The reported efficacy of the AI in question would be laughable were the situation less dire. Reports ranging from AI confusing cockfights and car crashes to inaccurately identifying a car wash video as a first-person shooting are referenced in the internal documents, while far more sobering imagery–live-streamed shootings, viscerally graphic car wrecks, and open threats of violence against transgender children–went entirely unflagged.
Even the system in which the AI works is a source of doubt for employees. “When Facebook’s algorithms aren’t certain enough that content violates the rules to delete it, the platform shows that material to users less often—but the accounts that posted the material go unpunished,” reports Wall Street Journal.
AI has repeatedly been shown to struggle with bias as well. Large Language Models (LLMs)–machine-learning algorithms that inform things like search engine results and predictive text–have defaulted to racist or xenophobic rhetoric when subjected to search terms like “Muslim”, leading to ethical concerns about whether or not these tools are actually capable of resolving things like hate speech.
As a whole, Facebook employees’ doubts about the actual usefulness of AI in removing inappropriate material (and keeping underage users off of the platform) paint a grim portrait of the future of social media, especially as the Metaverse marches steadily forward in mainstream consumption.
Business Articles7 days ago
100+ inspirational quotes to motivate you to have prosperous new year
Business News5 days ago
80 reasons why you didn’t get the job interview or offer (brutally honest)
Business Marketing4 days ago
10 must-listen-to podcasts for business owners
Opinion Editorials1 week ago
Do these 3 things if you TRULY want to be an ally to women in tech
Opinion Editorials8 hours ago
Job listings are popping up left and right, so what exactly *is* UX writing?
Opinion Editorials2 weeks ago
How to excel in your next remote job interview
Opinion Editorials1 week ago

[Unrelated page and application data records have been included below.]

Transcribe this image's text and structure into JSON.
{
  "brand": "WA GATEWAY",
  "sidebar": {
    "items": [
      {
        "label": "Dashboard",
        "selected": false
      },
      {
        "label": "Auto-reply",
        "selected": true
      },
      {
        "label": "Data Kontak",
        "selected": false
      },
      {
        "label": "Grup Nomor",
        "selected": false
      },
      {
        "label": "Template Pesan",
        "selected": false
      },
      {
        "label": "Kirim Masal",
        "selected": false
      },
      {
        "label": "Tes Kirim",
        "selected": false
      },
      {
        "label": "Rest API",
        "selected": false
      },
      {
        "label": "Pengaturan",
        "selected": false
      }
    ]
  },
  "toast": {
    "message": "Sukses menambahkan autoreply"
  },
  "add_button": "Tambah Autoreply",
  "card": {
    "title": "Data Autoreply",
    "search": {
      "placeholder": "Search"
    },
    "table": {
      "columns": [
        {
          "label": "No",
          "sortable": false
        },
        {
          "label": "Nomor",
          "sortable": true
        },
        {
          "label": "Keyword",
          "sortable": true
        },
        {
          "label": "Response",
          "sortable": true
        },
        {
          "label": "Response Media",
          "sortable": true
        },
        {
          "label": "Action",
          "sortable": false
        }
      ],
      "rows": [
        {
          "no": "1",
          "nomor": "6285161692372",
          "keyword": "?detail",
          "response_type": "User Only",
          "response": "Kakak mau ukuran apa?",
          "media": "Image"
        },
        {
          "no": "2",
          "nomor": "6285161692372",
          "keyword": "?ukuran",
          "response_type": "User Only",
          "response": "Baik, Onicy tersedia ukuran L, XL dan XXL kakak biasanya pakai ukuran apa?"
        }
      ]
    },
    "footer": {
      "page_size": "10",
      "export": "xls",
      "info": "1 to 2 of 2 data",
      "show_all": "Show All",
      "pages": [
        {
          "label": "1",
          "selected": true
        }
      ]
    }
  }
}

Does your creativity dwindle as you get older? Science says its possible
Business News2 weeks ago
Get what you want through negotiation and persuasion, sans aggression